* _WHAT IS EXPECTED_
Every line of the entries that holds the word "Photo" is to be copied.

Start of DATA RECORDS

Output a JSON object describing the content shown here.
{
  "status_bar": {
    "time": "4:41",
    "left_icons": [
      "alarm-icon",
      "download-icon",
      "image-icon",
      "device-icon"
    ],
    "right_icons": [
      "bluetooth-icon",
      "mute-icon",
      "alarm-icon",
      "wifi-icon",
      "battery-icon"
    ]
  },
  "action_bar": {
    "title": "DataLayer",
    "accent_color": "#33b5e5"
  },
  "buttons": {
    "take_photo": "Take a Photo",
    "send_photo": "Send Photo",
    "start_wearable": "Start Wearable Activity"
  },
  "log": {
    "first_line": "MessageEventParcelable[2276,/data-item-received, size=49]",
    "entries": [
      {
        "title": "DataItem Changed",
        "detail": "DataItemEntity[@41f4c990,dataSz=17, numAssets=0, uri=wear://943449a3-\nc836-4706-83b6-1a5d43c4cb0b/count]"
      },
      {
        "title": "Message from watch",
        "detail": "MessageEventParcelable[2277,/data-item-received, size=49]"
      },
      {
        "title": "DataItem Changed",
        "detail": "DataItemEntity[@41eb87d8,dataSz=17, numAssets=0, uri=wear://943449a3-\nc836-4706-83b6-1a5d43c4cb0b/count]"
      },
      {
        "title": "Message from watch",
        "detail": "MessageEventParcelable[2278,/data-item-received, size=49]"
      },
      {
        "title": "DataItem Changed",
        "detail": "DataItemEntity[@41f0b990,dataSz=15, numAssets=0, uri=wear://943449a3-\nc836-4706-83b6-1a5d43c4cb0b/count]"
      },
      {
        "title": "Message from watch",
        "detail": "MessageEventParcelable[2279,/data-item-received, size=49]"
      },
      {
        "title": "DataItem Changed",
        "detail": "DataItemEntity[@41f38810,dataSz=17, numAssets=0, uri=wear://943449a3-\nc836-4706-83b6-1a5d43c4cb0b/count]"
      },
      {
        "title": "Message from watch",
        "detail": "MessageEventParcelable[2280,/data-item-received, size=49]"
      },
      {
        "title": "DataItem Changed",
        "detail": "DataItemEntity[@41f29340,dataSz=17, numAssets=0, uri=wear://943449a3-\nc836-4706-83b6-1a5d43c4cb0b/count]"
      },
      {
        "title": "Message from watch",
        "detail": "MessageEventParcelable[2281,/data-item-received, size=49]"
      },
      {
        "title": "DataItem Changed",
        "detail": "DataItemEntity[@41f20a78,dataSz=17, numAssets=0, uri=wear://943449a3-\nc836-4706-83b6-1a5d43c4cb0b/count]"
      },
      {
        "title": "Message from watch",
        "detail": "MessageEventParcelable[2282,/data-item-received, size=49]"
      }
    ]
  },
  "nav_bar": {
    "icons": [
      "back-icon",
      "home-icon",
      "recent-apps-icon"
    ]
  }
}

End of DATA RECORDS

* _SOLUTION FOR THIS PROBLEM_
    "take_photo": "Take a Photo",
    "send_photo": "Send Photo",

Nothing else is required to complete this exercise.